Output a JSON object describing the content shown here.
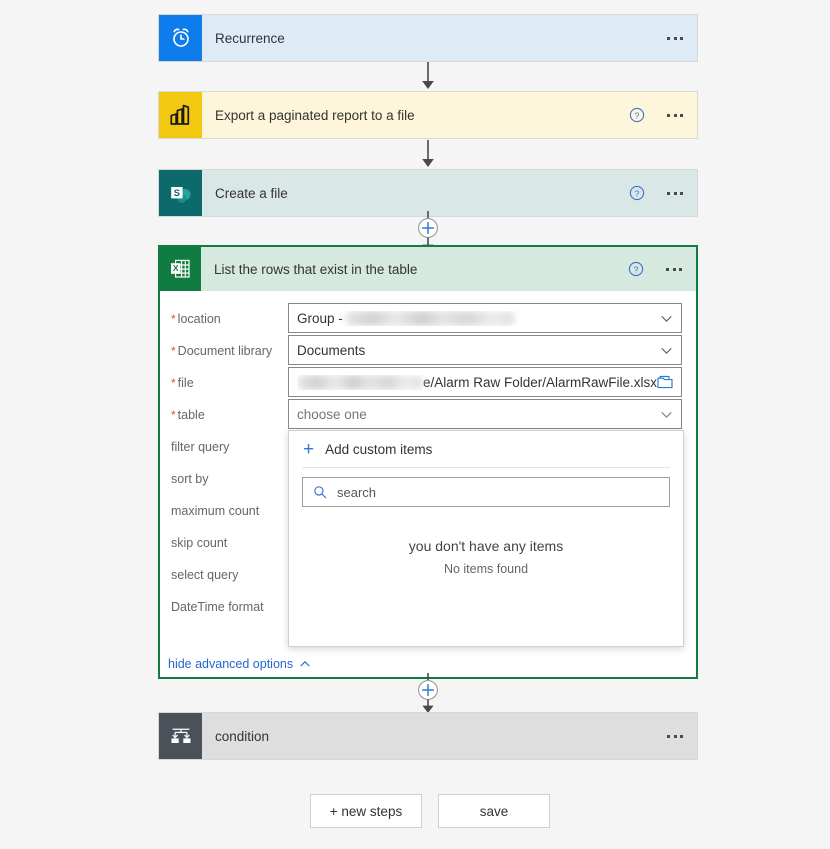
{
  "cards": [
    {
      "id": "recurrence",
      "title": "Recurrence",
      "icon": "alarm-clock-icon",
      "has_help": false
    },
    {
      "id": "export-paginated-report",
      "title": "Export a paginated report to a file",
      "icon": "power-bi-icon",
      "has_help": true
    },
    {
      "id": "create-a-file",
      "title": "Create a file",
      "icon": "sharepoint-icon",
      "has_help": true
    },
    {
      "id": "condition",
      "title": "condition",
      "icon": "condition-branch-icon",
      "has_help": false
    }
  ],
  "expanded_card": {
    "title": "List the rows that exist in the table",
    "icon": "excel-table-icon",
    "fields": [
      {
        "label": "location",
        "required": true,
        "value": "Group - ",
        "redacted": true,
        "control": "dropdown"
      },
      {
        "label": "Document library",
        "required": true,
        "value": "Documents",
        "redacted": false,
        "control": "dropdown"
      },
      {
        "label": "file",
        "required": true,
        "value": "e/Alarm Raw Folder/AlarmRawFile.xlsx",
        "redacted": true,
        "control": "file-picker"
      },
      {
        "label": "table",
        "required": true,
        "value": "choose one",
        "redacted": false,
        "control": "dropdown",
        "is_placeholder": true
      }
    ],
    "advanced_options": [
      "filter query",
      "sort by",
      "maximum count",
      "skip count",
      "select query",
      "DateTime format"
    ],
    "hide_advanced_label": "hide advanced options"
  },
  "dropdown": {
    "add_custom_items_label": "Add custom items",
    "search_placeholder": "search",
    "empty_title": "you don't have any items",
    "empty_subtitle": "No items found"
  },
  "actions": {
    "new_steps_label": "+ new steps",
    "save_label": "save"
  },
  "colors": {
    "page_background": "#f5f5f5",
    "recurrence_icon": "#0f7ceb",
    "recurrence_body": "#deebf7",
    "powerbi_icon": "#f2c811",
    "powerbi_body": "#fdf6da",
    "sharepoint_icon": "#0c6a6d",
    "sharepoint_body": "#d9e8e6",
    "excel_icon": "#107c41",
    "excel_header": "#d6e9de",
    "selected_border": "#107c41",
    "condition_icon": "#4a5159",
    "condition_body": "#dedede",
    "link_blue": "#2266cc",
    "accent_blue": "#2b7cd3",
    "required_red": "#e74c3c"
  }
}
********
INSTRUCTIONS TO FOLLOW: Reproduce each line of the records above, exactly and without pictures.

TASK ANSWER:
Output a JSON object describing the content shown here.
{
  "cards": [
    {
      "id": "recurrence",
      "title": "Recurrence",
      "icon": "alarm-clock-icon",
      "has_help": false
    },
    {
      "id": "export-paginated-report",
      "title": "Export a paginated report to a file",
      "icon": "power-bi-icon",
      "has_help": true
    },
    {
      "id": "create-a-file",
      "title": "Create a file",
      "icon": "sharepoint-icon",
      "has_help": true
    },
    {
      "id": "condition",
      "title": "condition",
      "icon": "condition-branch-icon",
      "has_help": false
    }
  ],
  "expanded_card": {
    "title": "List the rows that exist in the table",
    "icon": "excel-table-icon",
    "fields": [
      {
        "label": "location",
        "required": true,
        "value": "Group - ",
        "redacted": true,
        "control": "dropdown"
      },
      {
        "label": "Document library",
        "required": true,
        "value": "Documents",
        "redacted": false,
        "control": "dropdown"
      },
      {
        "label": "file",
        "required": true,
        "value": "e/Alarm Raw Folder/AlarmRawFile.xlsx",
        "redacted": true,
        "control": "file-picker"
      },
      {
        "label": "table",
        "required": true,
        "value": "choose one",
        "redacted": false,
        "control": "dropdown",
        "is_placeholder": true
      }
    ],
    "advanced_options": [
      "filter query",
      "sort by",
      "maximum count",
      "skip count",
      "select query",
      "DateTime format"
    ],
    "hide_advanced_label": "hide advanced options"
  },
  "dropdown": {
    "add_custom_items_label": "Add custom items",
    "search_placeholder": "search",
    "empty_title": "you don't have any items",
    "empty_subtitle": "No items found"
  },
  "actions": {
    "new_steps_label": "+ new steps",
    "save_label": "save"
  },
  "colors": {
    "page_background": "#f5f5f5",
    "recurrence_icon": "#0f7ceb",
    "recurrence_body": "#deebf7",
    "powerbi_icon": "#f2c811",
    "powerbi_body": "#fdf6da",
    "sharepoint_icon": "#0c6a6d",
    "sharepoint_body": "#d9e8e6",
    "excel_icon": "#107c41",
    "excel_header": "#d6e9de",
    "selected_border": "#107c41",
    "condition_icon": "#4a5159",
    "condition_body": "#dedede",
    "link_blue": "#2266cc",
    "accent_blue": "#2b7cd3",
    "required_red": "#e74c3c"
  }
}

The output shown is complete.